(Information shown)
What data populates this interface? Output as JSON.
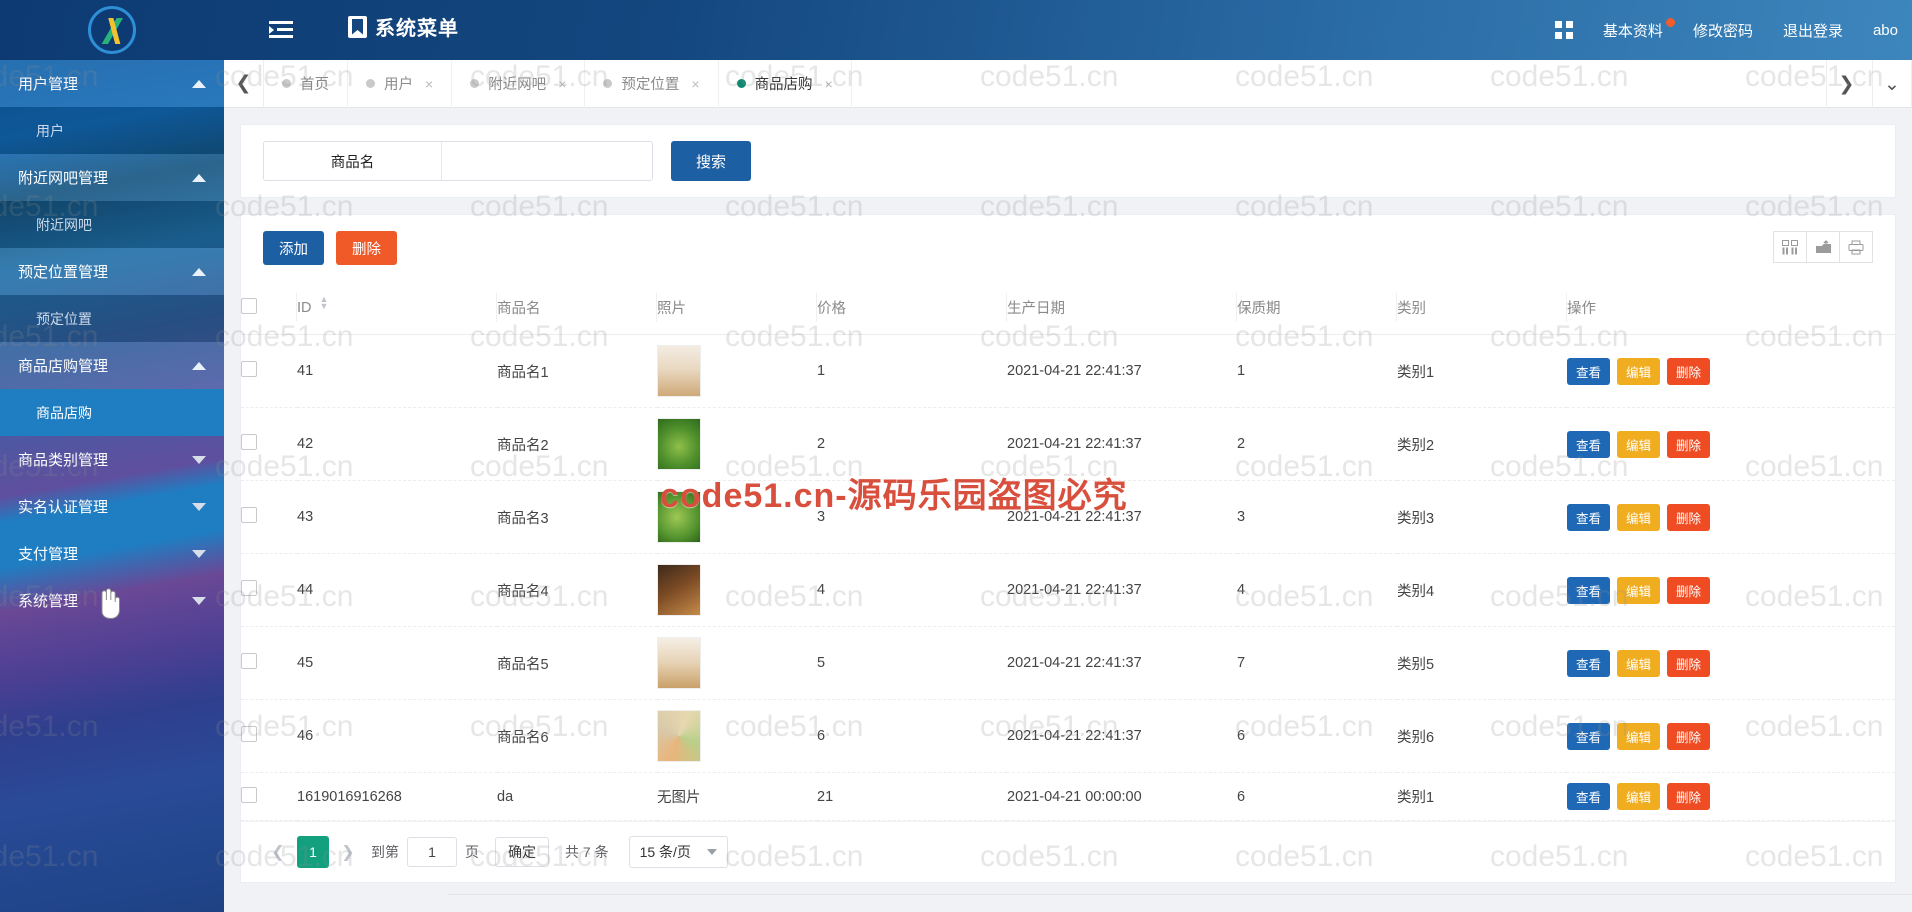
{
  "header": {
    "logo_alt": "logo",
    "menu_toggle_icon": "menu-collapse-icon",
    "title": "系统菜单",
    "fullscreen_icon": "fullscreen-icon",
    "links": [
      {
        "label": "基本资料",
        "badge": true
      },
      {
        "label": "修改密码",
        "badge": false
      },
      {
        "label": "退出登录",
        "badge": false
      },
      {
        "label": "abo",
        "badge": false
      }
    ]
  },
  "sidebar": {
    "groups": [
      {
        "label": "用户管理",
        "expanded": true,
        "highlight": true,
        "children": [
          {
            "label": "用户",
            "active": false
          }
        ]
      },
      {
        "label": "附近网吧管理",
        "expanded": true,
        "highlight": true,
        "children": [
          {
            "label": "附近网吧",
            "active": false
          }
        ]
      },
      {
        "label": "预定位置管理",
        "expanded": true,
        "highlight": true,
        "children": [
          {
            "label": "预定位置",
            "active": false
          }
        ]
      },
      {
        "label": "商品店购管理",
        "expanded": true,
        "highlight": true,
        "children": [
          {
            "label": "商品店购",
            "active": true
          }
        ]
      },
      {
        "label": "商品类别管理",
        "expanded": false,
        "highlight": false,
        "children": []
      },
      {
        "label": "实名认证管理",
        "expanded": false,
        "highlight": false,
        "children": []
      },
      {
        "label": "支付管理",
        "expanded": false,
        "highlight": false,
        "children": []
      },
      {
        "label": "系统管理",
        "expanded": false,
        "highlight": false,
        "children": []
      }
    ]
  },
  "tabs": {
    "prev_icon": "chevron-left-icon",
    "next_icon": "chevron-right-icon",
    "dropdown_icon": "chevron-down-icon",
    "items": [
      {
        "label": "首页",
        "closable": false,
        "active": false
      },
      {
        "label": "用户",
        "closable": true,
        "active": false
      },
      {
        "label": "附近网吧",
        "closable": true,
        "active": false
      },
      {
        "label": "预定位置",
        "closable": true,
        "active": false
      },
      {
        "label": "商品店购",
        "closable": true,
        "active": true
      }
    ],
    "close_glyph": "×"
  },
  "search": {
    "field_label": "商品名",
    "input_value": "",
    "input_placeholder": "",
    "button_label": "搜索"
  },
  "toolbar": {
    "add_label": "添加",
    "delete_label": "删除",
    "icons": [
      {
        "name": "columns-icon",
        "glyph": "▥"
      },
      {
        "name": "export-icon",
        "glyph": "⎘"
      },
      {
        "name": "print-icon",
        "glyph": "⎙"
      }
    ]
  },
  "table": {
    "columns": [
      "ID",
      "商品名",
      "照片",
      "价格",
      "生产日期",
      "保质期",
      "类别",
      "操作"
    ],
    "rows": [
      {
        "id": "41",
        "name": "商品名1",
        "photo": "photo",
        "price": "1",
        "produced": "2021-04-21 22:41:37",
        "shelf": "1",
        "category": "类别1"
      },
      {
        "id": "42",
        "name": "商品名2",
        "photo": "photo",
        "price": "2",
        "produced": "2021-04-21 22:41:37",
        "shelf": "2",
        "category": "类别2"
      },
      {
        "id": "43",
        "name": "商品名3",
        "photo": "photo",
        "price": "3",
        "produced": "2021-04-21 22:41:37",
        "shelf": "3",
        "category": "类别3"
      },
      {
        "id": "44",
        "name": "商品名4",
        "photo": "photo",
        "price": "4",
        "produced": "2021-04-21 22:41:37",
        "shelf": "4",
        "category": "类别4"
      },
      {
        "id": "45",
        "name": "商品名5",
        "photo": "photo",
        "price": "5",
        "produced": "2021-04-21 22:41:37",
        "shelf": "7",
        "category": "类别5"
      },
      {
        "id": "46",
        "name": "商品名6",
        "photo": "photo",
        "price": "6",
        "produced": "2021-04-21 22:41:37",
        "shelf": "6",
        "category": "类别6"
      },
      {
        "id": "1619016916268",
        "name": "da",
        "photo": "无图片",
        "price": "21",
        "produced": "2021-04-21 00:00:00",
        "shelf": "6",
        "category": "类别1"
      }
    ],
    "actions": {
      "view": "查看",
      "edit": "编辑",
      "delete": "删除"
    }
  },
  "pagination": {
    "current_page": "1",
    "goto_prefix": "到第",
    "goto_value": "1",
    "goto_suffix": "页",
    "confirm_label": "确定",
    "total_label": "共 7 条",
    "page_size_label": "15 条/页"
  },
  "watermark": {
    "tile_text": "code51.cn",
    "center_text": "code51.cn-源码乐园盗图必究"
  },
  "colors": {
    "primary": "#1d5fa3",
    "danger": "#f05a28",
    "edit": "#f0ad20",
    "view": "#1f68b5",
    "pager_active": "#12a07f",
    "tab_active_dot": "#0b8a72"
  }
}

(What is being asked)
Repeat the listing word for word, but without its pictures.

(Completed exercise)
What data populates this interface? Output as JSON.
{
  "header": {
    "logo_alt": "logo",
    "menu_toggle_icon": "menu-collapse-icon",
    "title": "系统菜单",
    "fullscreen_icon": "fullscreen-icon",
    "links": [
      {
        "label": "基本资料",
        "badge": true
      },
      {
        "label": "修改密码",
        "badge": false
      },
      {
        "label": "退出登录",
        "badge": false
      },
      {
        "label": "abo",
        "badge": false
      }
    ]
  },
  "sidebar": {
    "groups": [
      {
        "label": "用户管理",
        "expanded": true,
        "highlight": true,
        "children": [
          {
            "label": "用户",
            "active": false
          }
        ]
      },
      {
        "label": "附近网吧管理",
        "expanded": true,
        "highlight": true,
        "children": [
          {
            "label": "附近网吧",
            "active": false
          }
        ]
      },
      {
        "label": "预定位置管理",
        "expanded": true,
        "highlight": true,
        "children": [
          {
            "label": "预定位置",
            "active": false
          }
        ]
      },
      {
        "label": "商品店购管理",
        "expanded": true,
        "highlight": true,
        "children": [
          {
            "label": "商品店购",
            "active": true
          }
        ]
      },
      {
        "label": "商品类别管理",
        "expanded": false,
        "highlight": false,
        "children": []
      },
      {
        "label": "实名认证管理",
        "expanded": false,
        "highlight": false,
        "children": []
      },
      {
        "label": "支付管理",
        "expanded": false,
        "highlight": false,
        "children": []
      },
      {
        "label": "系统管理",
        "expanded": false,
        "highlight": false,
        "children": []
      }
    ]
  },
  "tabs": {
    "prev_icon": "chevron-left-icon",
    "next_icon": "chevron-right-icon",
    "dropdown_icon": "chevron-down-icon",
    "items": [
      {
        "label": "首页",
        "closable": false,
        "active": false
      },
      {
        "label": "用户",
        "closable": true,
        "active": false
      },
      {
        "label": "附近网吧",
        "closable": true,
        "active": false
      },
      {
        "label": "预定位置",
        "closable": true,
        "active": false
      },
      {
        "label": "商品店购",
        "closable": true,
        "active": true
      }
    ],
    "close_glyph": "×"
  },
  "search": {
    "field_label": "商品名",
    "input_value": "",
    "input_placeholder": "",
    "button_label": "搜索"
  },
  "toolbar": {
    "add_label": "添加",
    "delete_label": "删除",
    "icons": [
      {
        "name": "columns-icon",
        "glyph": "▥"
      },
      {
        "name": "export-icon",
        "glyph": "⎘"
      },
      {
        "name": "print-icon",
        "glyph": "⎙"
      }
    ]
  },
  "table": {
    "columns": [
      "ID",
      "商品名",
      "照片",
      "价格",
      "生产日期",
      "保质期",
      "类别",
      "操作"
    ],
    "rows": [
      {
        "id": "41",
        "name": "商品名1",
        "photo": "photo",
        "price": "1",
        "produced": "2021-04-21 22:41:37",
        "shelf": "1",
        "category": "类别1"
      },
      {
        "id": "42",
        "name": "商品名2",
        "photo": "photo",
        "price": "2",
        "produced": "2021-04-21 22:41:37",
        "shelf": "2",
        "category": "类别2"
      },
      {
        "id": "43",
        "name": "商品名3",
        "photo": "photo",
        "price": "3",
        "produced": "2021-04-21 22:41:37",
        "shelf": "3",
        "category": "类别3"
      },
      {
        "id": "44",
        "name": "商品名4",
        "photo": "photo",
        "price": "4",
        "produced": "2021-04-21 22:41:37",
        "shelf": "4",
        "category": "类别4"
      },
      {
        "id": "45",
        "name": "商品名5",
        "photo": "photo",
        "price": "5",
        "produced": "2021-04-21 22:41:37",
        "shelf": "7",
        "category": "类别5"
      },
      {
        "id": "46",
        "name": "商品名6",
        "photo": "photo",
        "price": "6",
        "produced": "2021-04-21 22:41:37",
        "shelf": "6",
        "category": "类别6"
      },
      {
        "id": "1619016916268",
        "name": "da",
        "photo": "无图片",
        "price": "21",
        "produced": "2021-04-21 00:00:00",
        "shelf": "6",
        "category": "类别1"
      }
    ],
    "actions": {
      "view": "查看",
      "edit": "编辑",
      "delete": "删除"
    }
  },
  "pagination": {
    "current_page": "1",
    "goto_prefix": "到第",
    "goto_value": "1",
    "goto_suffix": "页",
    "confirm_label": "确定",
    "total_label": "共 7 条",
    "page_size_label": "15 条/页"
  },
  "watermark": {
    "tile_text": "code51.cn",
    "center_text": "code51.cn-源码乐园盗图必究"
  },
  "colors": {
    "primary": "#1d5fa3",
    "danger": "#f05a28",
    "edit": "#f0ad20",
    "view": "#1f68b5",
    "pager_active": "#12a07f",
    "tab_active_dot": "#0b8a72"
  }
}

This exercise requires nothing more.